“Did Jesus get hurt?”

“Did anyone stand up for him?”

“Who turned him into the religious officials?”

I can picture John, all shook up, afraid and in the dark about everything that’s happened trying to answer their interrogations.  By this time in the afternoon, their worst fears were becoming reality:  Jesus had been given a death sentence.

So those who had the most intimate emotional connection with Jesus went to see what was happening.  It’s not a sight any parent would want to see of their child.  It’s not a scene best friends would care to witness but the four of them came anyway.  They had to come and see for themselves.  Numb with shock, they stumbled to Golgotha to see with their own eyes what they have heard rumors about from others. This is what they saw.

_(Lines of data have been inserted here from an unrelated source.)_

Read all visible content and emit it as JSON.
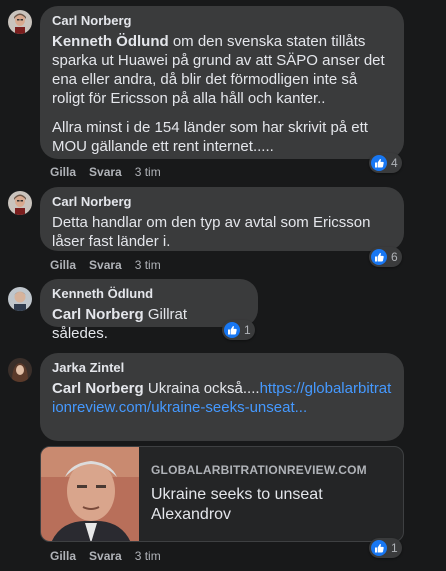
{
  "colors": {
    "background": "#18191a",
    "bubble": "#3a3b3c",
    "link": "#4599ff",
    "like_blue": "#1877f2"
  },
  "actions": {
    "like_label": "Gilla",
    "reply_label": "Svara"
  },
  "comments": [
    {
      "author": "Carl Norberg",
      "mention": "Kenneth Ödlund",
      "text_after_mention": " om den svenska staten tillåts sparka ut Huawei på grund av att SÄPO anser det ena eller andra, då blir det förmodligen inte så roligt för Ericsson på alla håll och kanter..",
      "paragraph2": "Allra minst i de 154 länder som har skrivit på ett MOU gällande ett rent internet.....",
      "time": "3 tim",
      "reaction_icon": "like-icon",
      "reaction_count": "4"
    },
    {
      "author": "Carl Norberg",
      "text": "Detta handlar om den typ av avtal som Ericsson låser fast länder i.",
      "time": "3 tim",
      "reaction_icon": "like-icon",
      "reaction_count": "6"
    },
    {
      "author": "Kenneth Ödlund",
      "mention": "Carl Norberg",
      "text_after_mention": " Gillrat således.",
      "time": "",
      "reaction_icon": "like-icon",
      "reaction_count": "1"
    },
    {
      "author": "Jarka Zintel",
      "mention": "Carl Norberg",
      "text_after_mention": " Ukraina också....",
      "link_text": "https://globalarbitrationreview.com/ukraine-seeks-unseat...",
      "time": "3 tim",
      "reaction_icon": "like-icon",
      "reaction_count": "1",
      "link_preview": {
        "domain": "GLOBALARBITRATIONREVIEW.COM",
        "title": "Ukraine seeks to unseat Alexandrov"
      }
    }
  ]
}
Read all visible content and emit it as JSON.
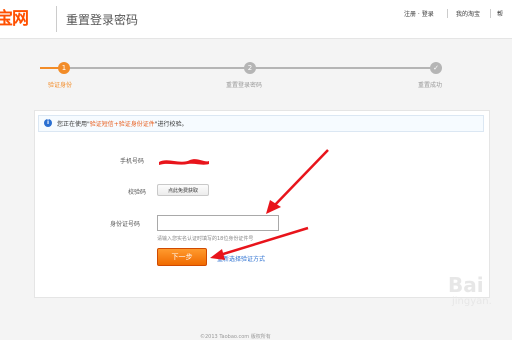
{
  "header": {
    "logo": "宝网",
    "title": "重置登录密码",
    "links": [
      "注册 · 登录",
      "我的淘宝",
      "帮"
    ]
  },
  "steps": [
    {
      "number": "1",
      "label": "验证身份",
      "state": "active"
    },
    {
      "number": "2",
      "label": "重置登录密码",
      "state": "pending"
    },
    {
      "number": "✓",
      "label": "重置成功",
      "state": "pending"
    }
  ],
  "notice": {
    "before": "您正在使用\"",
    "highlight": "验证短信+验证身份证件",
    "after": "\"进行校验。"
  },
  "form": {
    "phone_label": "手机号码",
    "code_label": "校验码",
    "sms_button": "点此免费获取",
    "id_label": "身份证号码",
    "id_value": "",
    "id_hint": "请输入您实名认证时填写的18位身份证件号",
    "next_button": "下一步",
    "switch_link": "重新选择验证方式"
  },
  "footer": {
    "text": "©2013 Taobao.com 版权所有"
  },
  "watermark": {
    "main": "Bai",
    "sub": "jingyan."
  },
  "colors": {
    "accent": "#ff5000",
    "step_active": "#f28c28",
    "step_inactive": "#b5b5b5",
    "annotation": "#e8141b",
    "link": "#2a6fd1"
  }
}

Three crosses are placed near one another with Jesus impaled on the middle one.  The three men were bloodied, sweaty and struggling to get enough energy to push up on a small board with their nailed feet so they could lift themselves up to breath.  Carrion fowl already smelled the blood and were patiently waiting their turn to swoop down onto the bodies.  Soldiers were using Jesus clothes as barter for their gambling habit under Jesus’ gaze. They could see pieces of skin dangling up under his arms from the beating he received from the Roman whips tipped with bone and rock as he received 39 lashes. The air was full of moaning, crying, taunting and cruel laughter.  In a word, horrific.

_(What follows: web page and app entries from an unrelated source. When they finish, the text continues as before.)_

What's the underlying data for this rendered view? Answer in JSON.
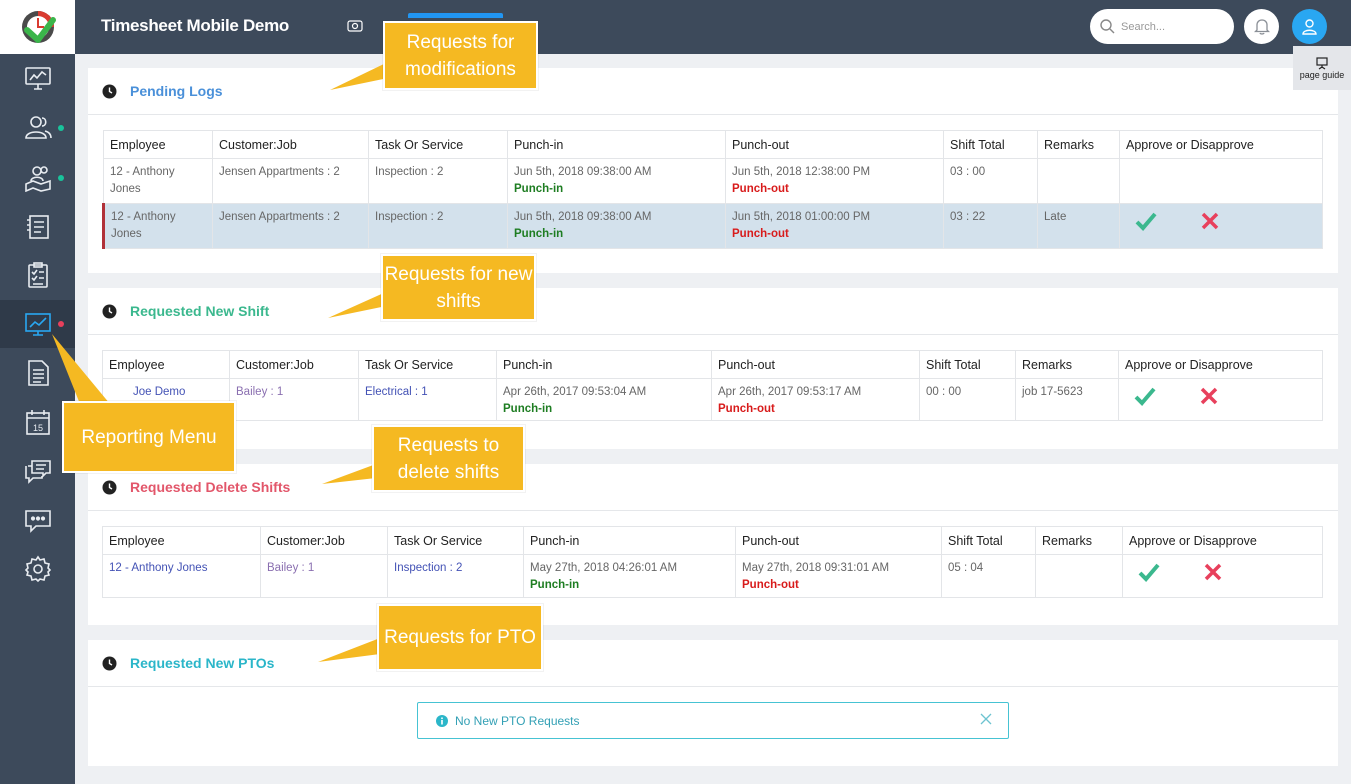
{
  "app": {
    "title": "Timesheet Mobile Demo"
  },
  "search": {
    "placeholder": "Search..."
  },
  "page_guide": {
    "label": "page guide"
  },
  "sidebar": {
    "items": [
      {
        "icon": "monitor-dashboard-icon"
      },
      {
        "icon": "users-icon",
        "dot": "#19c39b"
      },
      {
        "icon": "map-pin-users-icon",
        "dot": "#19c39b"
      },
      {
        "icon": "timesheet-icon"
      },
      {
        "icon": "clipboard-checklist-icon"
      },
      {
        "icon": "reporting-chart-icon",
        "dot": "#e8405c",
        "active": true
      },
      {
        "icon": "document-icon"
      },
      {
        "icon": "calendar-icon",
        "text": "15"
      },
      {
        "icon": "chat-icon"
      },
      {
        "icon": "message-dots-icon"
      },
      {
        "icon": "gear-icon"
      }
    ]
  },
  "pending_logs": {
    "title": "Pending Logs",
    "title_color": "#4a90d9",
    "headers": [
      "Employee",
      "Customer:Job",
      "Task Or Service",
      "Punch-in",
      "Punch-out",
      "Shift Total",
      "Remarks",
      "Approve or Disapprove"
    ],
    "rows": [
      {
        "employee": "12 - Anthony Jones",
        "job": "Jensen Appartments : 2",
        "task": "Inspection : 2",
        "punch_in": "Jun 5th, 2018 09:38:00 AM",
        "punch_in_label": "Punch-in",
        "punch_out": "Jun 5th, 2018 12:38:00 PM",
        "punch_out_label": "Punch-out",
        "total": "03 : 00",
        "remarks": ""
      },
      {
        "employee": "12 - Anthony Jones",
        "job": "Jensen Appartments : 2",
        "task": "Inspection : 2",
        "punch_in": "Jun 5th, 2018 09:38:00 AM",
        "punch_in_label": "Punch-in",
        "punch_out": "Jun 5th, 2018 01:00:00 PM",
        "punch_out_label": "Punch-out",
        "total": "03 : 22",
        "remarks": "Late"
      }
    ]
  },
  "new_shift": {
    "title": "Requested New Shift",
    "title_color": "#3bb88e",
    "headers": [
      "Employee",
      "Customer:Job",
      "Task Or Service",
      "Punch-in",
      "Punch-out",
      "Shift Total",
      "Remarks",
      "Approve or Disapprove"
    ],
    "rows": [
      {
        "employee": "Joe Demo",
        "job": "Bailey : 1",
        "task": "Electrical : 1",
        "punch_in": "Apr 26th, 2017 09:53:04 AM",
        "punch_in_label": "Punch-in",
        "punch_out": "Apr 26th, 2017 09:53:17 AM",
        "punch_out_label": "Punch-out",
        "total": "00 : 00",
        "remarks": "job 17-5623"
      }
    ]
  },
  "delete_shifts": {
    "title": "Requested Delete Shifts",
    "title_color": "#e2566a",
    "headers": [
      "Employee",
      "Customer:Job",
      "Task Or Service",
      "Punch-in",
      "Punch-out",
      "Shift Total",
      "Remarks",
      "Approve or Disapprove"
    ],
    "rows": [
      {
        "employee": "12 - Anthony Jones",
        "job": "Bailey : 1",
        "task": "Inspection : 2",
        "punch_in": "May 27th, 2018 04:26:01 AM",
        "punch_in_label": "Punch-in",
        "punch_out": "May 27th, 2018 09:31:01 AM",
        "punch_out_label": "Punch-out",
        "total": "05 : 04",
        "remarks": ""
      }
    ]
  },
  "new_ptos": {
    "title": "Requested New PTOs",
    "title_color": "#2bb6c9",
    "alert": "No New PTO Requests"
  },
  "callouts": {
    "modifications": "Requests for modifications",
    "new_shifts": "Requests for new shifts",
    "reporting_menu": "Reporting Menu",
    "delete_shifts": "Requests to delete shifts",
    "pto": "Requests for PTO"
  },
  "colors": {
    "accent_blue": "#29a7f2",
    "callout": "#f5b922",
    "approve": "#3bb88e",
    "disapprove": "#e8405c"
  }
}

And then the unexpected happens.  Head lowered in pain and exhaustion, Jesus lifts his eyes and sees the ones he loves. His heart is stirred.  Love begins swelling up from his gut and tears of relief and joy blur his vision. You see, his mother, Aunt Mary, Mary Magdalene and John believed themselves helpless watching from a distance; after all, what could they do except watch it all unfold?  What they neglected to understand was their simple presence with Jesus on the Cross was their way of saying, “Jesus, we love you” and it was a message Jesus received loud and clear.  During the Son of Man’s darkest hour, he sees that the ones he loves have not forgotten him and their love for him transcended their fears for their own personal safety. In Jesus’ mind, four broken, scared people who dared to join him at the Cross were enough to inspire him, enough to give him hope that all was not done in vain. And there, during the final moments of his life, he once again shows love to others.

“Momma, John is my soul brother and he is now your son.  John, this is my mother and from now she’s your momma.  Take care of her.”

Now it was finished. He could let go now. He has taken care of the last untended detail.  Like a good boy, he is making sure his mother is cared for. And Mary in her own simple way of being present with her son at his death is also taking care of him. He would hold on to that memory to get him through the rest of the day.  Would only our presence tonight do the same thing.  Amen.

Patrick H. Wrisley, D.Min.
Senior Pastor and Teaching Elder
First Pres DeLand
724 North Woodland Avenue
DeLand, FL 32720
Wrisley.org

© 2017 Patrick H. Wrisley. Sermon manuscripts are available for the edification of members and friends of First Presbyterian Church, DeLand, Florida and may not be altered, re-purposed, published or preached without permission.  All rights reserved.

Series on Call #2: The Responsibilities of an Ambassador, 2 Corinthians 5:16-21

Sermon:       Series on Call #2:  The Responsibilities of an Ambassador
Scripture:    2 Corinthians 5:16-21
Preacher:     Patrick H. Wrisley, D.Min.
Location:     First Presbyterian Church, DeLand
Date:             February 26, 2017, Transfiguration Sunday

You may listen to the sermon by clicking here.

This morning we are continuing in our series on what it means to be called by God. Using Mark Labberton’s book entitled Called, we are meandering our way through Lent exploring God’s call upon us.  If you are reading the book, today’s message is focusing on his chapter 2, “We are called to flourish.” Continue reading “Series on Call #2: The Responsibilities of an Ambassador, 2 Corinthians 5:16-21”